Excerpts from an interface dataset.
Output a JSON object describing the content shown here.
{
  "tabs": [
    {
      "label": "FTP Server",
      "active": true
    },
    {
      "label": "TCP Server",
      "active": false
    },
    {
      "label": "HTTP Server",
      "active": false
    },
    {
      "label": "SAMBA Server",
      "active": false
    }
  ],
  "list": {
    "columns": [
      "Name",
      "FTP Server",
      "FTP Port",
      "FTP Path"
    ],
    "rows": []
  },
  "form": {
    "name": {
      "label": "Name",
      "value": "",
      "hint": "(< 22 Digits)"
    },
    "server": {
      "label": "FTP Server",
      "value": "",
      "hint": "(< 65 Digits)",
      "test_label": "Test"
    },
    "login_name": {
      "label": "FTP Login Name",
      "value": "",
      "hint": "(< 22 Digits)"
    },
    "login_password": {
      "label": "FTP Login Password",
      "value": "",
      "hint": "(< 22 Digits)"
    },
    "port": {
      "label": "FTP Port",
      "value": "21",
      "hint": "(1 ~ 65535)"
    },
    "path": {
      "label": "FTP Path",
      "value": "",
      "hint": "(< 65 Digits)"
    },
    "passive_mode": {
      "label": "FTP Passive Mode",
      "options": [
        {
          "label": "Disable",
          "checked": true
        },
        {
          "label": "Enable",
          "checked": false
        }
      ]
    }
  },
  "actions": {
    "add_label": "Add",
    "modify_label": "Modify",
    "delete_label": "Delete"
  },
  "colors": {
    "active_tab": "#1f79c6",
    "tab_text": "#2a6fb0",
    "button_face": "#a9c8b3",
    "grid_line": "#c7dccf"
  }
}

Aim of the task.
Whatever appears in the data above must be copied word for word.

Solution to the problem.
Output a JSON object describing the content shown here.
{
  "tabs": [
    {
      "label": "FTP Server",
      "active": true
    },
    {
      "label": "TCP Server",
      "active": false
    },
    {
      "label": "HTTP Server",
      "active": false
    },
    {
      "label": "SAMBA Server",
      "active": false
    }
  ],
  "list": {
    "columns": [
      "Name",
      "FTP Server",
      "FTP Port",
      "FTP Path"
    ],
    "rows": []
  },
  "form": {
    "name": {
      "label": "Name",
      "value": "",
      "hint": "(< 22 Digits)"
    },
    "server": {
      "label": "FTP Server",
      "value": "",
      "hint": "(< 65 Digits)",
      "test_label": "Test"
    },
    "login_name": {
      "label": "FTP Login Name",
      "value": "",
      "hint": "(< 22 Digits)"
    },
    "login_password": {
      "label": "FTP Login Password",
      "value": "",
      "hint": "(< 22 Digits)"
    },
    "port": {
      "label": "FTP Port",
      "value": "21",
      "hint": "(1 ~ 65535)"
    },
    "path": {
      "label": "FTP Path",
      "value": "",
      "hint": "(< 65 Digits)"
    },
    "passive_mode": {
      "label": "FTP Passive Mode",
      "options": [
        {
          "label": "Disable",
          "checked": true
        },
        {
          "label": "Enable",
          "checked": false
        }
      ]
    }
  },
  "actions": {
    "add_label": "Add",
    "modify_label": "Modify",
    "delete_label": "Delete"
  },
  "colors": {
    "active_tab": "#1f79c6",
    "tab_text": "#2a6fb0",
    "button_face": "#a9c8b3",
    "grid_line": "#c7dccf"
  }
}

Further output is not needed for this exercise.